J: Yeah! It could be a podcast. Whatever you think that your consumers are going to be searching for. Whatever media they are most likely to look at, or view or share.
J: Those are the two things you really want to focus on. The biggest thing on content is you have to make it relevant. It needs to be relevant and relatable to what the consumer is looking for. Sometimes, that’s kind of hard to do if you have a “drier” industry. If you sell janitorial supplies, that’s going to be tricky to find out what your consumer base is looking for.
J: Or, if you have something a little more dynamic like a restaurant, or some sort of athletic apparel, that’s going to be a little more fun to do. So, that’s where knowing your target audience really comes in handy. Because that’s where all the information is going to come from. Once you have all of that, you can roll it all together, and leverage it, and work it out.
There are some great tools that can help you do this. HubSpot’s one. Infusionsoft. Are there any more you can think of Brad?
B: We’re looking into a few others, but I can’t name them off the top of my head. But yeah, I think Infusionsoft and HubSpot.
J: Those are probably the two big ones. That’s where I got a lot of my information – HubSpot. But, they are expensive. So, if you are going to get into it, know that it’s not cheap. But I think once you set things up, it kind of pays for itself. Everything is expensive in marketing, whether traditional or inbound.
B: Exactly. So, the three things are knowing your client, your target audience, we’ve talked about that in the past. Knowing who they are. And then coming up with the content to target those people. And then making sure that content is relevant.
B: And it seems like a lot of the content we see, of course we’re searching marketing materials and stuff like that. They try to make it visually attractive, as well, with images or different cartoons or whatnot.

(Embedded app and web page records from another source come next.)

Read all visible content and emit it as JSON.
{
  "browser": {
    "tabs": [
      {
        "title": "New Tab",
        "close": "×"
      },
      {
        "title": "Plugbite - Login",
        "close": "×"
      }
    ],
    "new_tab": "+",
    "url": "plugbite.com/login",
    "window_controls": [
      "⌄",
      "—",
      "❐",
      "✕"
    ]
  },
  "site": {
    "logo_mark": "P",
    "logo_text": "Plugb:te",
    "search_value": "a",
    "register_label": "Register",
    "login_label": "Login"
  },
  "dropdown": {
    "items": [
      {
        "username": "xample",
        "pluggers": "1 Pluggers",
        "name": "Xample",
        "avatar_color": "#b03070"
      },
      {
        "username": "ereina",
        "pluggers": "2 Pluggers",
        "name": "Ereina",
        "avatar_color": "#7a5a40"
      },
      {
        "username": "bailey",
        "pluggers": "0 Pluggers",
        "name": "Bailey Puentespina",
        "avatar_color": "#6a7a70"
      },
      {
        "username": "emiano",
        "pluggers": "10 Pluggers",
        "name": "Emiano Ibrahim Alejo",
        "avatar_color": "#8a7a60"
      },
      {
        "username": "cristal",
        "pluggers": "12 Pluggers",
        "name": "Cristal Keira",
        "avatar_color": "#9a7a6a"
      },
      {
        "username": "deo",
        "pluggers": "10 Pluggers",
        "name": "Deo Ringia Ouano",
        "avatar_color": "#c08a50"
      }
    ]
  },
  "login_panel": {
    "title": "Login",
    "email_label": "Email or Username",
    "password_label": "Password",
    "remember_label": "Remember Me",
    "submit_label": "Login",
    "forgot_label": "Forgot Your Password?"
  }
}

J: Yeah. Like infographics – a big thing that happened in the past couple of years as far as content is concerned. People like looking at that in a new way.
I would recommend not sticking with just one form of content. Change it up. Do animation videos. Do in-person videos at your desk. It doesn’t have to be fancy.
J: Especially, if it’s purely informational, or like a how-to. People are willing to see a low-quality video for a how-to video. As long as it’s good information.
J: The other day I was fixing my toilet, and I Googled how to fix it.
B: I’ve done it before too!
J: And the top video was like this total Guido-guy from Staten Island.
B: Had the butt crack, right?
J: Yeah, it was like straight out of the nineties. And that was the top, most-watched video. Because it was good.
B: I think I’ve seen it.
J: It was five minutes long. It told you how to do it. And it was quick. So that just shows that content is more important than show. You know?
J: If it’s good information. If it’s presented in a good way. People are somewhat willing to put up with lower quality. Quality is important, too, if you’re getting into a sales-y thing. But just for informational, you don’t have to have some really fancy camera, or really fancy setup. You can do it.
B: I like the survey idea, too. Because, like you said, a company that sells janitorial supplies, they’ve got a clientele. Ask that clientele specific questions, and it will help you know how to write your content.
B: Make it relevant to what they’re looking for.
J: You need to know what your clients are looking for. What they want.
B: Absolutely. Anything else Josh?
J: That’s it for now.
B: All right. Join us for our next edition of Create the Movement podcast.